In the eternal search for next generation high-efficiency solar cells and LEDs, scientists at Los Alamos National Laboratory and their partners are creating...

Im Focus: Polymer-coated silicon nanosheets as alternative to graphene: A perfect team for nanoelectronics

Silicon nanosheets are thin, two-dimensional layers with exceptional optoelectronic properties very similar to those of graphene. Albeit, the nanosheets are less stable. Now researchers at the Technical University of Munich (TUM) have, for the first time ever, produced a composite material combining silicon nanosheets and a polymer that is both UV-resistant and easy to process. This brings the scientists a significant step closer to industrial applications like flexible displays and photosensors.

Silicon nanosheets are thin, two-dimensional layers with exceptional optoelectronic properties very similar to those of graphene. Albeit, the nanosheets are...

All Focus news of the innovation-report >>>

Anzeige

Anzeige

Event News

International Land Use Symposium ILUS 2017: Call for Abstracts and Registration open

20.03.2017 | Event News

CONNECT 2017: International congress on connective tissue

14.03.2017 | Event News

ICTM Conference: Turbine Construction between Big Data and Additive Manufacturing

07.03.2017 | Event News

 
Latest News

'On-off switch' brings researchers a step closer to potential HIV vaccine

30.03.2017 | Health and Medicine

Penn studies find promise for innovations in liquid biopsies

30.03.2017 | Health and Medicine
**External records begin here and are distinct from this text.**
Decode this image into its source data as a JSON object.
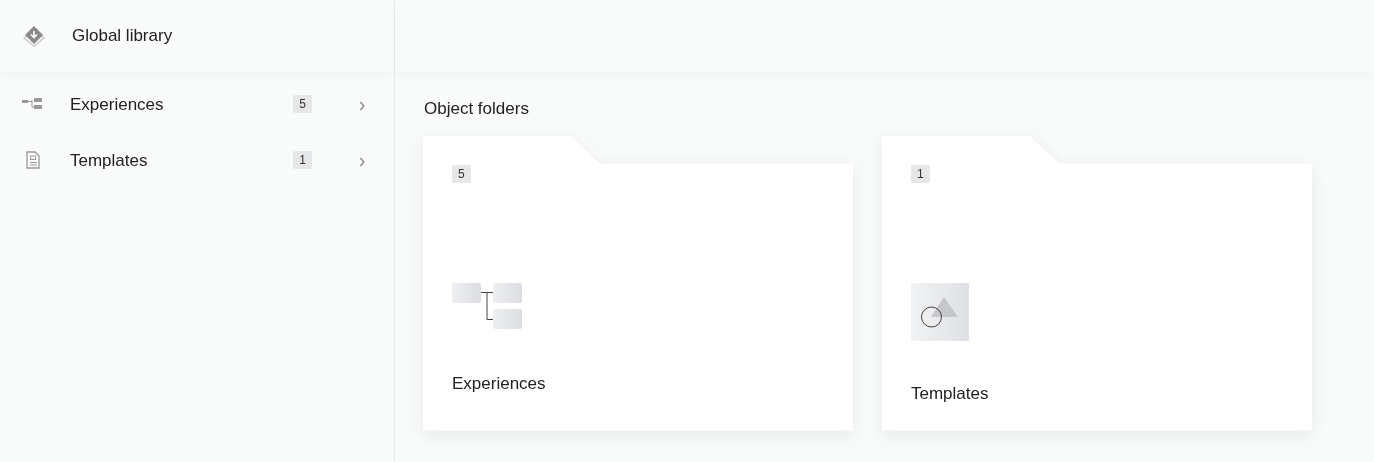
{
  "sidebar": {
    "title": "Global library",
    "items": [
      {
        "kind": "experiences",
        "label": "Experiences",
        "count": "5",
        "chevron": "›"
      },
      {
        "kind": "templates",
        "label": "Templates",
        "count": "1",
        "chevron": "›"
      }
    ]
  },
  "main": {
    "heading": "Object folders",
    "folders": [
      {
        "kind": "experiences",
        "count": "5",
        "label": "Experiences"
      },
      {
        "kind": "templates",
        "count": "1",
        "label": "Templates"
      }
    ]
  }
}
An LED-based device for imaging radiation induced skin damage

30.03.2017 | Medical Engineering

VideoLinks
B2B-VideoLinks
More VideoLinks >>>